Author: Valerie Vande PanneEmail: This email address is being protected from spambots. You need JavaScript enabled to view it.

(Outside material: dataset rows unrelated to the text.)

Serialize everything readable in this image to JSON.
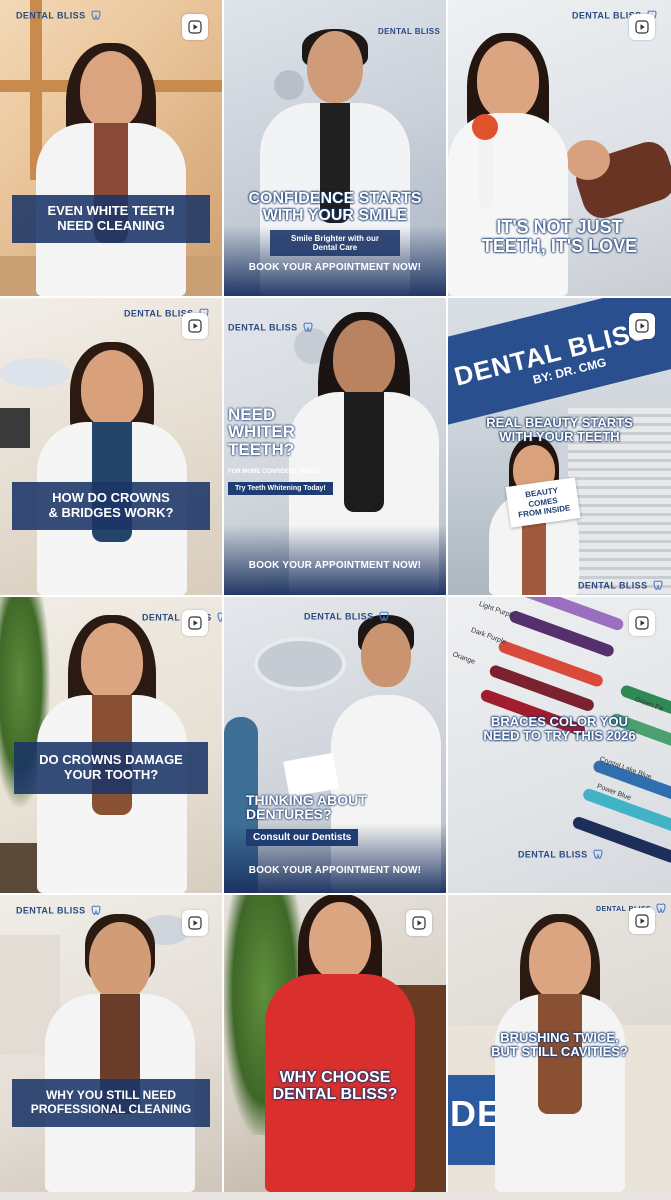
{
  "brand": {
    "name": "DENTAL BLISS",
    "accent": "#1f3d73",
    "band_color": "#1a3466"
  },
  "tiles": [
    {
      "title": "EVEN WHITE TEETH\nNEED CLEANING",
      "style": "band",
      "logo": "DENTAL BLISS",
      "play_icon": "play-icon"
    },
    {
      "title": "CONFIDENCE STARTS\nWITH YOUR SMILE",
      "subtitle": "Smile Brighter with our\nDental Care",
      "cta": "BOOK YOUR APPOINTMENT NOW!",
      "style": "outline",
      "logo": "DENTAL BLISS"
    },
    {
      "title": "IT'S NOT JUST\nTEETH, IT'S LOVE",
      "style": "outline",
      "logo": "DENTAL BLISS",
      "play_icon": "play-icon"
    },
    {
      "title": "HOW DO CROWNS\n& BRIDGES WORK?",
      "style": "band",
      "logo": "DENTAL BLISS",
      "play_icon": "play-icon"
    },
    {
      "title": "NEED\nWHITER\nTEETH?",
      "kicker": "FOR MORE CONFIDENT SMILE!",
      "pill": "Try Teeth Whitening Today!",
      "cta": "BOOK YOUR APPOINTMENT NOW!",
      "style": "left",
      "logo": "DENTAL BLISS"
    },
    {
      "title": "REAL BEAUTY STARTS\nWITH YOUR TEETH",
      "sign": "BEAUTY COMES\nFROM INSIDE",
      "storefront": "DENTAL BLISS",
      "storefront_sub": "BY: DR. CMG",
      "style": "outline",
      "logo": "DENTAL BLISS",
      "play_icon": "play-icon"
    },
    {
      "title": "DO CROWNS DAMAGE\nYOUR TOOTH?",
      "style": "band",
      "logo": "DENTAL BLISS",
      "play_icon": "play-icon"
    },
    {
      "title": "THINKING ABOUT\nDENTURES?",
      "pill": "Consult our Dentists",
      "cta": "BOOK YOUR APPOINTMENT NOW!",
      "style": "left",
      "logo": "DENTAL BLISS"
    },
    {
      "title": "BRACES COLOR YOU\nNEED TO TRY THIS 2026",
      "swatches": [
        "Light Purple",
        "Dark Purple",
        "Orange",
        "Crystal Lake Blue",
        "Power Blue",
        "Green Pe"
      ],
      "style": "outline",
      "logo": "DENTAL BLISS",
      "play_icon": "play-icon"
    },
    {
      "title": "WHY YOU STILL NEED\nPROFESSIONAL CLEANING",
      "style": "band",
      "logo": "DENTAL BLISS",
      "play_icon": "play-icon"
    },
    {
      "title": "WHY CHOOSE\nDENTAL BLISS?",
      "style": "outline",
      "play_icon": "play-icon"
    },
    {
      "title": "BRUSHING TWICE,\nBUT STILL CAVITIES?",
      "counter": "DENTA",
      "style": "outline",
      "logo": "DENTAL BLISS",
      "play_icon": "play-icon"
    }
  ]
}
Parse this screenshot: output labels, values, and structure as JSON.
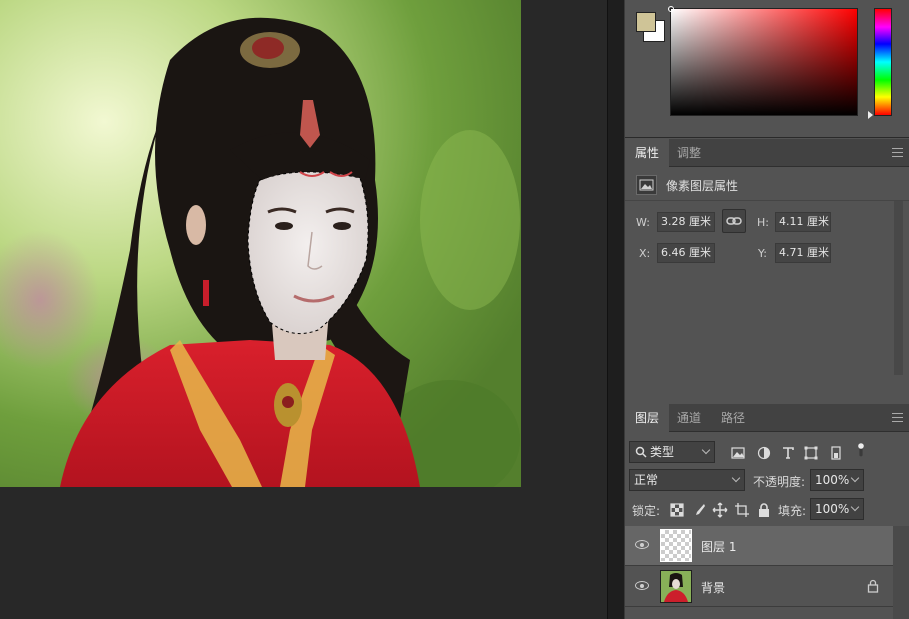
{
  "color_panel": {
    "foreground_color": "#cfc497",
    "background_color": "#ffffff"
  },
  "properties_panel": {
    "tabs": [
      "属性",
      "调整"
    ],
    "active_tab": "属性",
    "section_title": "像素图层属性",
    "w_label": "W:",
    "w_value": "3.28 厘米",
    "h_label": "H:",
    "h_value": "4.11 厘米",
    "x_label": "X:",
    "x_value": "6.46 厘米",
    "y_label": "Y:",
    "y_value": "4.71 厘米",
    "link_icon": "chain-link-icon"
  },
  "layers_panel": {
    "tabs": [
      "图层",
      "通道",
      "路径"
    ],
    "active_tab": "图层",
    "filter_kind": "类型",
    "blend_mode": "正常",
    "opacity_label": "不透明度:",
    "opacity_value": "100%",
    "lock_label": "锁定:",
    "fill_label": "填充:",
    "fill_value": "100%",
    "layers": [
      {
        "name": "图层 1",
        "visible": true,
        "selected": true,
        "locked": false,
        "thumbnail": "transparent-checker"
      },
      {
        "name": "背景",
        "visible": true,
        "selected": false,
        "locked": true,
        "thumbnail": "photo"
      }
    ]
  }
}
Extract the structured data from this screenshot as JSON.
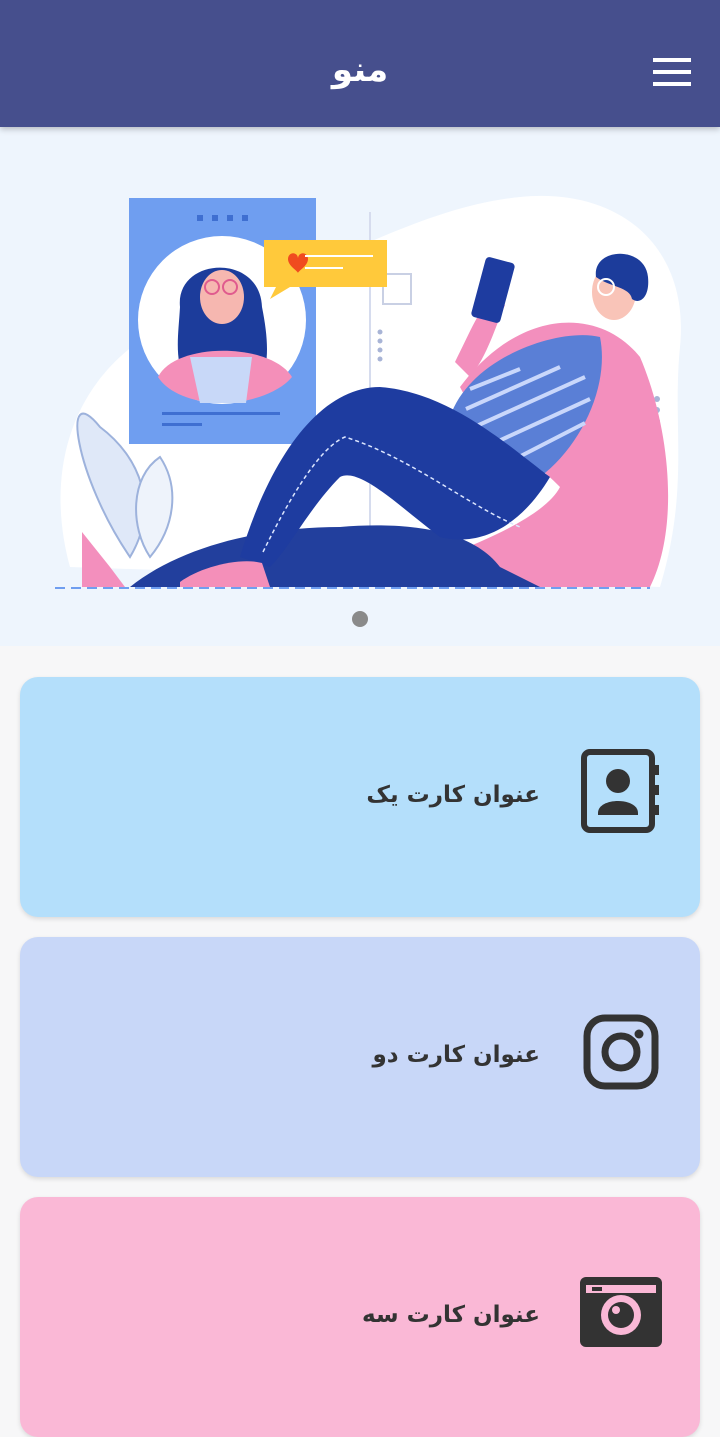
{
  "appbar": {
    "title": "منو",
    "background": "#464f8d",
    "menu_icon": "hamburger-menu-icon"
  },
  "carousel": {
    "background": "#eef5fd",
    "slide_count": 1,
    "active_index": 0
  },
  "cards": [
    {
      "title": "عنوان کارت یک",
      "icon": "contact-book-icon",
      "background": "#b4dffb"
    },
    {
      "title": "عنوان کارت دو",
      "icon": "instagram-icon",
      "background": "#c8d7f8"
    },
    {
      "title": "عنوان کارت سه",
      "icon": "camera-icon",
      "background": "#fab8d6"
    }
  ]
}
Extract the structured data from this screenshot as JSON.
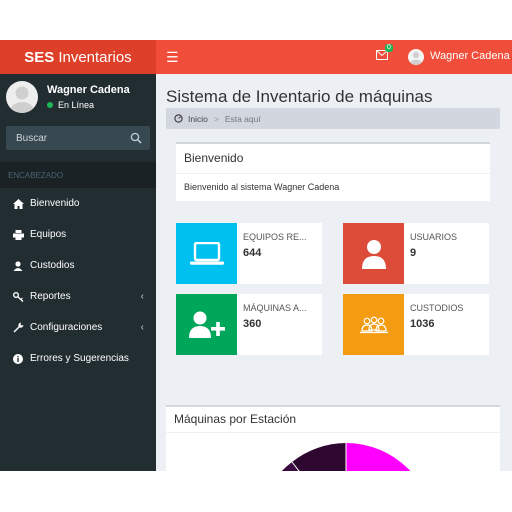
{
  "header": {
    "brand_bold": "SES",
    "brand_rest": "Inventarios",
    "menu_icon": "hamburger-icon",
    "mail_badge": "0",
    "user_name": "Wagner Cadena"
  },
  "sidebar": {
    "user_name": "Wagner Cadena",
    "status": "En Línea",
    "search_placeholder": "Buscar",
    "section_header": "ENCABEZADO",
    "items": [
      {
        "label": "Bienvenido",
        "icon": "home-icon"
      },
      {
        "label": "Equipos",
        "icon": "printer-icon"
      },
      {
        "label": "Custodios",
        "icon": "user-icon"
      },
      {
        "label": "Reportes",
        "icon": "key-icon"
      },
      {
        "label": "Configuraciones",
        "icon": "wrench-icon"
      },
      {
        "label": "Errores y Sugerencias",
        "icon": "info-icon"
      }
    ]
  },
  "content": {
    "page_title": "Sistema de Inventario de máquinas",
    "breadcrumb": {
      "home": "Inicio",
      "current": "Esta aquí"
    },
    "welcome_box": {
      "title": "Bienvenido",
      "body": "Bienvenido al sistema Wagner Cadena"
    },
    "info_boxes": [
      {
        "label": "EQUIPOS RE...",
        "value": "644",
        "color": "#00c0ef",
        "icon": "laptop-icon"
      },
      {
        "label": "USUARIOS",
        "value": "9",
        "color": "#dd4b39",
        "icon": "user-icon"
      },
      {
        "label": "MÁQUINAS A...",
        "value": "360",
        "color": "#00a65a",
        "icon": "user-add-icon"
      },
      {
        "label": "CUSTODIOS",
        "value": "1036",
        "color": "#f39c12",
        "icon": "group-icon"
      }
    ],
    "chart_title": "Máquinas por Estación"
  },
  "colors": {
    "header_logo": "#dd3f28",
    "header_bar": "#f04d3a",
    "sidebar": "#222d32",
    "content_bg": "#ecf0f5"
  }
}
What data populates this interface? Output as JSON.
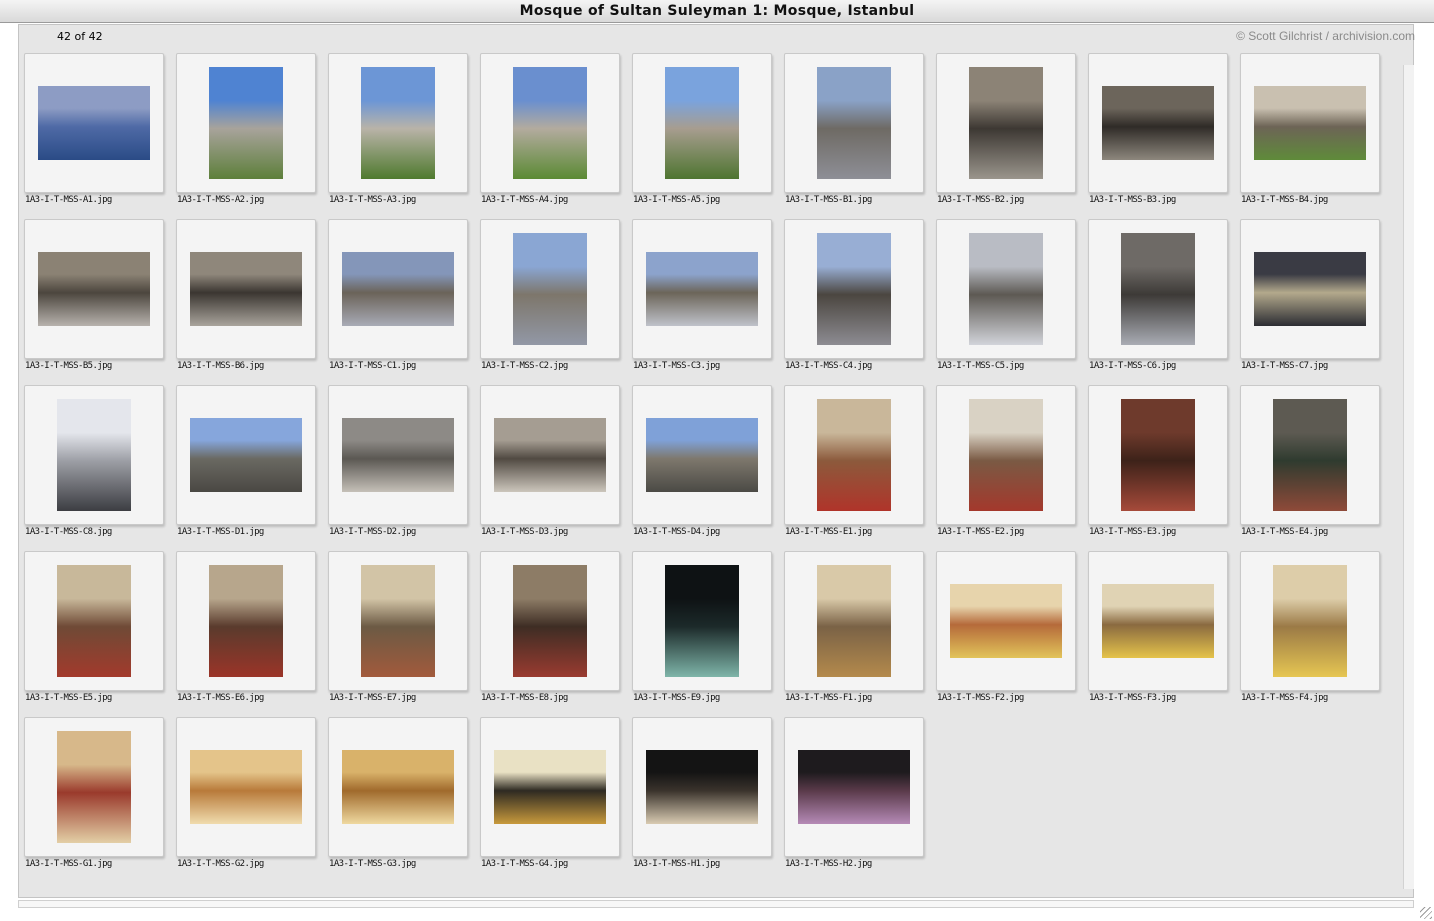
{
  "window": {
    "title": "Mosque of Sultan Suleyman 1: Mosque, Istanbul",
    "count_label": "42 of 42",
    "credit": "© Scott Gilchrist / archivision.com"
  },
  "thumbnails": [
    {
      "file": "1A3-I-T-MSS-A1.jpg",
      "orientation": "landscape",
      "colors": [
        "#8d9cc4",
        "#4f6aa6",
        "#2a4b86"
      ]
    },
    {
      "file": "1A3-I-T-MSS-A2.jpg",
      "orientation": "portrait",
      "colors": [
        "#4f83d2",
        "#a8a39b",
        "#5d7f3a"
      ]
    },
    {
      "file": "1A3-I-T-MSS-A3.jpg",
      "orientation": "portrait",
      "colors": [
        "#6c96d6",
        "#b9b3a8",
        "#4f7a2e"
      ]
    },
    {
      "file": "1A3-I-T-MSS-A4.jpg",
      "orientation": "portrait",
      "colors": [
        "#6a8fcf",
        "#b3ab9e",
        "#5b8a34"
      ]
    },
    {
      "file": "1A3-I-T-MSS-A5.jpg",
      "orientation": "portrait",
      "colors": [
        "#7aa3dd",
        "#a79d8f",
        "#4e7530"
      ]
    },
    {
      "file": "1A3-I-T-MSS-B1.jpg",
      "orientation": "portrait",
      "colors": [
        "#8aa2c7",
        "#6e6a64",
        "#8e8f96"
      ]
    },
    {
      "file": "1A3-I-T-MSS-B2.jpg",
      "orientation": "portrait",
      "colors": [
        "#8c8376",
        "#3d3833",
        "#9a958c"
      ]
    },
    {
      "file": "1A3-I-T-MSS-B3.jpg",
      "orientation": "landscape",
      "colors": [
        "#6c655b",
        "#2f2b27",
        "#8d877d"
      ]
    },
    {
      "file": "1A3-I-T-MSS-B4.jpg",
      "orientation": "landscape",
      "colors": [
        "#c9c0b0",
        "#6d6456",
        "#5f8b3a"
      ]
    },
    {
      "file": "1A3-I-T-MSS-B5.jpg",
      "orientation": "landscape",
      "colors": [
        "#8b8274",
        "#4c463e",
        "#b7b2ad"
      ]
    },
    {
      "file": "1A3-I-T-MSS-B6.jpg",
      "orientation": "landscape",
      "colors": [
        "#8f877b",
        "#3b3631",
        "#a9a49c"
      ]
    },
    {
      "file": "1A3-I-T-MSS-C1.jpg",
      "orientation": "landscape",
      "colors": [
        "#8496b9",
        "#6b6359",
        "#a8abb6"
      ]
    },
    {
      "file": "1A3-I-T-MSS-C2.jpg",
      "orientation": "portrait",
      "colors": [
        "#8aa6d3",
        "#7d766b",
        "#9298a6"
      ]
    },
    {
      "file": "1A3-I-T-MSS-C3.jpg",
      "orientation": "landscape",
      "colors": [
        "#8ca3cc",
        "#6c6559",
        "#bfc2ca"
      ]
    },
    {
      "file": "1A3-I-T-MSS-C4.jpg",
      "orientation": "portrait",
      "colors": [
        "#98aed4",
        "#4b4640",
        "#8d8c92"
      ]
    },
    {
      "file": "1A3-I-T-MSS-C5.jpg",
      "orientation": "portrait",
      "colors": [
        "#b9bcc4",
        "#5d5953",
        "#d2d4da"
      ]
    },
    {
      "file": "1A3-I-T-MSS-C6.jpg",
      "orientation": "portrait",
      "colors": [
        "#6e6a66",
        "#3d3a37",
        "#a9acb4"
      ]
    },
    {
      "file": "1A3-I-T-MSS-C7.jpg",
      "orientation": "landscape",
      "colors": [
        "#3a3b44",
        "#b3a98c",
        "#2c2d33"
      ]
    },
    {
      "file": "1A3-I-T-MSS-C8.jpg",
      "orientation": "portrait",
      "colors": [
        "#e4e6ec",
        "#9d9fa6",
        "#3c3d42"
      ]
    },
    {
      "file": "1A3-I-T-MSS-D1.jpg",
      "orientation": "landscape",
      "colors": [
        "#86a6dc",
        "#6a6962",
        "#4a4843"
      ]
    },
    {
      "file": "1A3-I-T-MSS-D2.jpg",
      "orientation": "landscape",
      "colors": [
        "#8d8a86",
        "#5b5853",
        "#c5c0b8"
      ]
    },
    {
      "file": "1A3-I-T-MSS-D3.jpg",
      "orientation": "landscape",
      "colors": [
        "#a59d92",
        "#514a42",
        "#ccc6bc"
      ]
    },
    {
      "file": "1A3-I-T-MSS-D4.jpg",
      "orientation": "landscape",
      "colors": [
        "#7fa1d8",
        "#7e786d",
        "#4b4a45"
      ]
    },
    {
      "file": "1A3-I-T-MSS-E1.jpg",
      "orientation": "portrait",
      "colors": [
        "#c9b79a",
        "#8c5a3c",
        "#b0342a"
      ]
    },
    {
      "file": "1A3-I-T-MSS-E2.jpg",
      "orientation": "portrait",
      "colors": [
        "#d9d2c4",
        "#7a5a44",
        "#a4382c"
      ]
    },
    {
      "file": "1A3-I-T-MSS-E3.jpg",
      "orientation": "portrait",
      "colors": [
        "#6e3a2c",
        "#3d2219",
        "#a64a3a"
      ]
    },
    {
      "file": "1A3-I-T-MSS-E4.jpg",
      "orientation": "portrait",
      "colors": [
        "#5d5a52",
        "#2f3b2f",
        "#8f4a39"
      ]
    },
    {
      "file": "1A3-I-T-MSS-E5.jpg",
      "orientation": "portrait",
      "colors": [
        "#c8b89a",
        "#6f4a36",
        "#a33a2c"
      ]
    },
    {
      "file": "1A3-I-T-MSS-E6.jpg",
      "orientation": "portrait",
      "colors": [
        "#b7a68c",
        "#5a3b2d",
        "#9b3428"
      ]
    },
    {
      "file": "1A3-I-T-MSS-E7.jpg",
      "orientation": "portrait",
      "colors": [
        "#d2c4a6",
        "#6c5a44",
        "#a25a3c"
      ]
    },
    {
      "file": "1A3-I-T-MSS-E8.jpg",
      "orientation": "portrait",
      "colors": [
        "#8d7c66",
        "#3e2d24",
        "#9a3b30"
      ]
    },
    {
      "file": "1A3-I-T-MSS-E9.jpg",
      "orientation": "portrait",
      "colors": [
        "#0e1214",
        "#1c2a2a",
        "#7fb5a9"
      ]
    },
    {
      "file": "1A3-I-T-MSS-F1.jpg",
      "orientation": "portrait",
      "colors": [
        "#d9c9a8",
        "#7a6246",
        "#b48a4c"
      ]
    },
    {
      "file": "1A3-I-T-MSS-F2.jpg",
      "orientation": "landscape",
      "colors": [
        "#e7d4ac",
        "#b56a3a",
        "#e2c45a"
      ]
    },
    {
      "file": "1A3-I-T-MSS-F3.jpg",
      "orientation": "landscape",
      "colors": [
        "#e0d3b4",
        "#8a6a40",
        "#e5c34a"
      ]
    },
    {
      "file": "1A3-I-T-MSS-F4.jpg",
      "orientation": "portrait",
      "colors": [
        "#ddcda9",
        "#9b7a46",
        "#e6c652"
      ]
    },
    {
      "file": "1A3-I-T-MSS-G1.jpg",
      "orientation": "portrait",
      "colors": [
        "#d7b88a",
        "#9a3a2c",
        "#e3cfa6"
      ]
    },
    {
      "file": "1A3-I-T-MSS-G2.jpg",
      "orientation": "landscape",
      "colors": [
        "#e4c48a",
        "#b87a3a",
        "#f0dcae"
      ]
    },
    {
      "file": "1A3-I-T-MSS-G3.jpg",
      "orientation": "landscape",
      "colors": [
        "#d9b26a",
        "#a06a2c",
        "#efd9a0"
      ]
    },
    {
      "file": "1A3-I-T-MSS-G4.jpg",
      "orientation": "landscape",
      "colors": [
        "#e9e1c4",
        "#2e2a22",
        "#c89a3c"
      ]
    },
    {
      "file": "1A3-I-T-MSS-H1.jpg",
      "orientation": "landscape",
      "colors": [
        "#141414",
        "#3a332c",
        "#d9cbb2"
      ]
    },
    {
      "file": "1A3-I-T-MSS-H2.jpg",
      "orientation": "landscape",
      "colors": [
        "#1e1b1e",
        "#5a3a4a",
        "#b58ab6"
      ]
    }
  ]
}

Valerie Vande Panne is managing editor of Native News Online. A longtime journalist, Vande Panne has worked as an editor and reporter for a diverse range of media outlets including NPR, Metro Detroit, and High Times. Vande Panne has been a stringer for The New York Times and Reuters. During her career, she has contributed to Columbia Journalism Review, Bloomberg, The Guardian, Politico and Salon.